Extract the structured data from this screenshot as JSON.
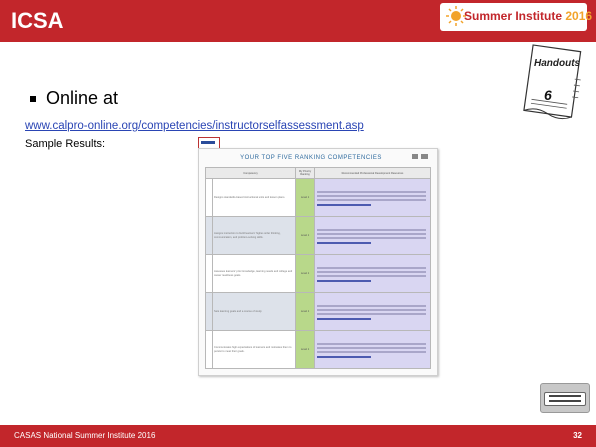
{
  "slide": {
    "title": "ICSA",
    "logo_text_main": "Summer Institute",
    "logo_text_year": "2016",
    "handout_label": "Handouts",
    "handout_number": "6",
    "bullet_text": "Online at",
    "url_text": "www.calpro-online.org/competencies/instructorselfassessment.asp",
    "sample_label": "Sample Results:",
    "footer_text": "CASAS National Summer Institute 2016",
    "page_number": "32"
  },
  "document": {
    "title": "YOUR TOP FIVE RANKING COMPETENCIES",
    "headers": [
      "Competency",
      "My Priority Ranking",
      "Recommended Professional Development Resources"
    ],
    "rows": [
      {
        "num": "",
        "competency": "Designs standards-based instructional units and lesson plans.",
        "rank": "Level 1"
      },
      {
        "num": "",
        "competency": "Assigns instruction to build learners' higher-order thinking, communication, and problem-solving skills.",
        "rank": "Level 1"
      },
      {
        "num": "",
        "competency": "Assesses learners' prior knowledge, learning needs and college and career readiness goals.",
        "rank": "Level 1"
      },
      {
        "num": "",
        "competency": "Sets learning goals and a course of study.",
        "rank": "Level 1"
      },
      {
        "num": "",
        "competency": "Communicates high expectations of learners and motivates them to persist to meet their goals.",
        "rank": "Level 1"
      }
    ]
  },
  "colors": {
    "brand_red": "#c2262b",
    "link_blue": "#2a45b4",
    "logo_accent": "#f2a32a"
  }
}
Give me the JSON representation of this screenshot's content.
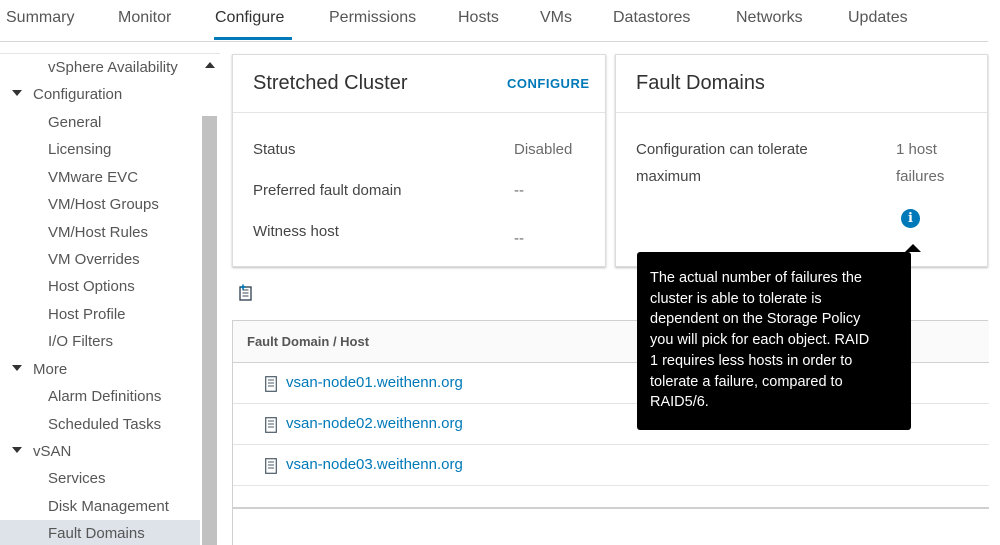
{
  "tabs": [
    {
      "label": "Summary"
    },
    {
      "label": "Monitor"
    },
    {
      "label": "Configure"
    },
    {
      "label": "Permissions"
    },
    {
      "label": "Hosts"
    },
    {
      "label": "VMs"
    },
    {
      "label": "Datastores"
    },
    {
      "label": "Networks"
    },
    {
      "label": "Updates"
    }
  ],
  "active_tab": "Configure",
  "sidebar": {
    "items": [
      {
        "label": "vSphere Availability"
      },
      {
        "label": "Configuration"
      },
      {
        "label": "General"
      },
      {
        "label": "Licensing"
      },
      {
        "label": "VMware EVC"
      },
      {
        "label": "VM/Host Groups"
      },
      {
        "label": "VM/Host Rules"
      },
      {
        "label": "VM Overrides"
      },
      {
        "label": "Host Options"
      },
      {
        "label": "Host Profile"
      },
      {
        "label": "I/O Filters"
      },
      {
        "label": "More"
      },
      {
        "label": "Alarm Definitions"
      },
      {
        "label": "Scheduled Tasks"
      },
      {
        "label": "vSAN"
      },
      {
        "label": "Services"
      },
      {
        "label": "Disk Management"
      },
      {
        "label": "Fault Domains"
      }
    ],
    "selected": "Fault Domains"
  },
  "stretched_cluster": {
    "title": "Stretched Cluster",
    "configure_label": "CONFIGURE",
    "rows": [
      {
        "label": "Status",
        "value": "Disabled"
      },
      {
        "label": "Preferred fault domain",
        "value": "--"
      },
      {
        "label": "Witness host",
        "value": "--"
      }
    ]
  },
  "fault_domains_card": {
    "title": "Fault Domains",
    "tolerate_label_line1": "Configuration can tolerate",
    "tolerate_label_line2": "maximum",
    "tolerate_value_line1": "1 host",
    "tolerate_value_line2": "failures",
    "info_icon": "i"
  },
  "tooltip": {
    "lines": [
      "The actual number of failures the",
      "cluster is able to tolerate is",
      "dependent on the Storage Policy",
      "you will pick for each object. RAID",
      "1 requires less hosts in order to",
      "tolerate a failure, compared to",
      "RAID5/6."
    ]
  },
  "table": {
    "header": "Fault Domain / Host",
    "rows": [
      {
        "host": "vsan-node01.weithenn.org"
      },
      {
        "host": "vsan-node02.weithenn.org"
      },
      {
        "host": "vsan-node03.weithenn.org"
      }
    ]
  },
  "colors": {
    "accent": "#0079b8",
    "selected_bg": "#dde3e8",
    "tooltip_bg": "#000000"
  },
  "icons": {
    "add": "add-fault-domain-icon",
    "host": "host-document-icon",
    "info": "info-icon"
  }
}
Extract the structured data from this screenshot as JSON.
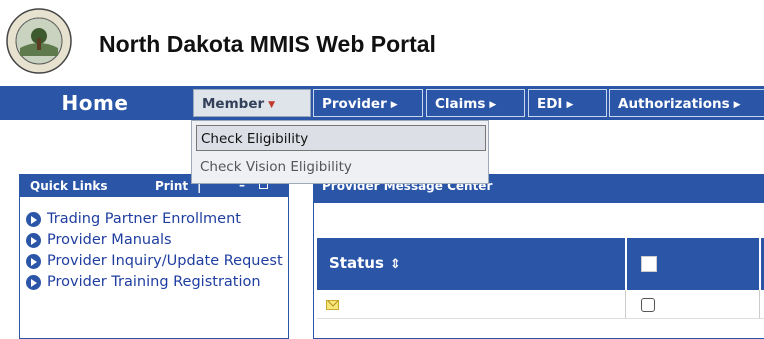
{
  "header": {
    "title": "North Dakota MMIS Web Portal"
  },
  "nav": {
    "home": "Home",
    "items": [
      {
        "label": "Member",
        "arrow": "▼",
        "state": "open"
      },
      {
        "label": "Provider",
        "arrow": "▶"
      },
      {
        "label": "Claims",
        "arrow": "▶"
      },
      {
        "label": "EDI",
        "arrow": "▶"
      },
      {
        "label": "Authorizations",
        "arrow": "▶"
      }
    ]
  },
  "member_menu": {
    "items": [
      {
        "label": "Check Eligibility",
        "state": "highlighted"
      },
      {
        "label": "Check Vision Eligibility",
        "state": "normal"
      }
    ]
  },
  "quick_links": {
    "title": "Quick Links",
    "print_label": "Print",
    "separator": "|",
    "minimize_glyph": "–",
    "items": [
      "Trading Partner Enrollment",
      "Provider Manuals",
      "Provider Inquiry/Update Request",
      "Provider Training Registration"
    ]
  },
  "message_center": {
    "title": "Provider Message Center",
    "columns": {
      "status": "Status",
      "sort_glyph": "⇕"
    },
    "rows": [
      {
        "status_icon": "envelope-icon",
        "checked": false
      }
    ]
  },
  "colors": {
    "nav_blue": "#2b56a8",
    "link_blue": "#1f3ea0",
    "menu_active_bg": "#dfe3ea"
  }
}
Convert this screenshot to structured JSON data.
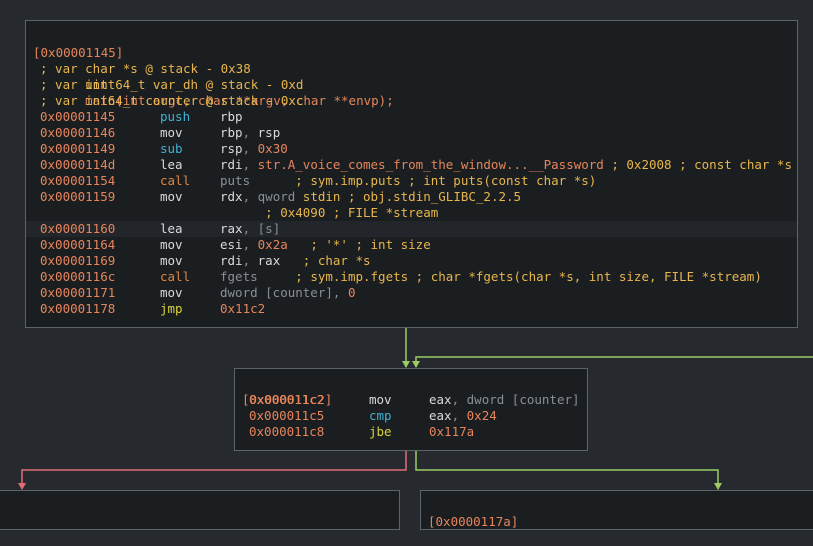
{
  "node1": {
    "header": "[0x00001145]",
    "signature": {
      "ret_type": "int",
      "name": "main",
      "params": "(int argc, char **argv, char **envp);"
    },
    "vars": [
      "; var char *s @ stack - 0x38",
      "; var uint64_t var_dh @ stack - 0xd",
      "; var int64_t counter @ stack - 0xc"
    ],
    "rows": [
      {
        "addr": "0x00001145",
        "mn": "push",
        "mn_color": "blue",
        "parts": [
          {
            "t": "rbp",
            "c": "reg"
          }
        ]
      },
      {
        "addr": "0x00001146",
        "mn": "mov",
        "mn_color": "white",
        "parts": [
          {
            "t": "rbp",
            "c": "reg"
          },
          {
            "t": ", ",
            "c": "dim"
          },
          {
            "t": "rsp",
            "c": "reg"
          }
        ]
      },
      {
        "addr": "0x00001149",
        "mn": "sub",
        "mn_color": "blue",
        "parts": [
          {
            "t": "rsp",
            "c": "reg"
          },
          {
            "t": ", ",
            "c": "dim"
          },
          {
            "t": "0x30",
            "c": "num"
          }
        ]
      },
      {
        "addr": "0x0000114d",
        "mn": "lea",
        "mn_color": "white",
        "parts": [
          {
            "t": "rdi",
            "c": "reg"
          },
          {
            "t": ", ",
            "c": "dim"
          },
          {
            "t": "str.A_voice_comes_from_the_window...__Password",
            "c": "str"
          },
          {
            "t": " ; 0x2008 ; const char *s",
            "c": "cmt"
          }
        ]
      },
      {
        "addr": "0x00001154",
        "mn": "call",
        "mn_color": "orange",
        "parts": [
          {
            "t": "puts",
            "c": "gray"
          },
          {
            "t": "      ; sym.imp.puts ; int puts(const char *s)",
            "c": "cmt"
          }
        ]
      },
      {
        "addr": "0x00001159",
        "mn": "mov",
        "mn_color": "white",
        "parts": [
          {
            "t": "rdx",
            "c": "reg"
          },
          {
            "t": ", ",
            "c": "dim"
          },
          {
            "t": "qword ",
            "c": "gray"
          },
          {
            "t": "stdin",
            "c": "obj"
          },
          {
            "t": " ; obj.stdin_GLIBC_2.2.5",
            "c": "cmt"
          }
        ]
      },
      {
        "addr": "",
        "mn": "",
        "mn_color": "white",
        "parts": [
          {
            "t": "      ; 0x4090 ; FILE *stream",
            "c": "cmt"
          }
        ]
      },
      {
        "addr": "0x00001160",
        "mn": "lea",
        "mn_color": "white",
        "parts": [
          {
            "t": "rax",
            "c": "reg"
          },
          {
            "t": ", ",
            "c": "dim"
          },
          {
            "t": "[s]",
            "c": "gray"
          }
        ],
        "highlight": true
      },
      {
        "addr": "0x00001164",
        "mn": "mov",
        "mn_color": "white",
        "parts": [
          {
            "t": "esi",
            "c": "reg"
          },
          {
            "t": ", ",
            "c": "dim"
          },
          {
            "t": "0x2a",
            "c": "num"
          },
          {
            "t": "   ; '*' ; int size",
            "c": "cmt"
          }
        ]
      },
      {
        "addr": "0x00001169",
        "mn": "mov",
        "mn_color": "white",
        "parts": [
          {
            "t": "rdi",
            "c": "reg"
          },
          {
            "t": ", ",
            "c": "dim"
          },
          {
            "t": "rax",
            "c": "reg"
          },
          {
            "t": "   ; char *s",
            "c": "cmt"
          }
        ]
      },
      {
        "addr": "0x0000116c",
        "mn": "call",
        "mn_color": "orange",
        "parts": [
          {
            "t": "fgets",
            "c": "gray"
          },
          {
            "t": "     ; sym.imp.fgets ; char *fgets(char *s, int size, FILE *stream)",
            "c": "cmt"
          }
        ]
      },
      {
        "addr": "0x00001171",
        "mn": "mov",
        "mn_color": "white",
        "parts": [
          {
            "t": "dword ",
            "c": "gray"
          },
          {
            "t": "[counter]",
            "c": "gray"
          },
          {
            "t": ", ",
            "c": "dim"
          },
          {
            "t": "0",
            "c": "num"
          }
        ]
      },
      {
        "addr": "0x00001178",
        "mn": "jmp",
        "mn_color": "yellow",
        "parts": [
          {
            "t": "0x11c2",
            "c": "num"
          }
        ]
      }
    ]
  },
  "node2": {
    "header": "[0x000011c2]",
    "rows": [
      {
        "addr": "0x000011c2",
        "mn": "mov",
        "mn_color": "white",
        "parts": [
          {
            "t": "eax",
            "c": "reg"
          },
          {
            "t": ", ",
            "c": "dim"
          },
          {
            "t": "dword ",
            "c": "gray"
          },
          {
            "t": "[counter]",
            "c": "gray"
          }
        ]
      },
      {
        "addr": "0x000011c5",
        "mn": "cmp",
        "mn_color": "blue",
        "parts": [
          {
            "t": "eax",
            "c": "reg"
          },
          {
            "t": ", ",
            "c": "dim"
          },
          {
            "t": "0x24",
            "c": "num"
          }
        ]
      },
      {
        "addr": "0x000011c8",
        "mn": "jbe",
        "mn_color": "yellow",
        "parts": [
          {
            "t": "0x117a",
            "c": "num"
          }
        ]
      }
    ]
  },
  "node3": {
    "header": "[0x0000117a]"
  },
  "colors": {
    "background": "#262a2e",
    "node_bg": "#1b1e21",
    "node_border": "#5c636a",
    "edge_true": "#9ccc65",
    "edge_false": "#e06c75"
  }
}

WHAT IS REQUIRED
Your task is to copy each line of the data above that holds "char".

REPLY TO THE EXERCISE
      "params": "(int argc, char **argv, char **envp);"
      "; var char *s @ stack - 0x38",
            "t": " ; 0x2008 ; const char *s",
            "t": "      ; sym.imp.puts ; int puts(const char *s)",
            "t": "   ; char *s",
            "t": "     ; sym.imp.fgets ; char *fgets(char *s, int size, FILE *stream)",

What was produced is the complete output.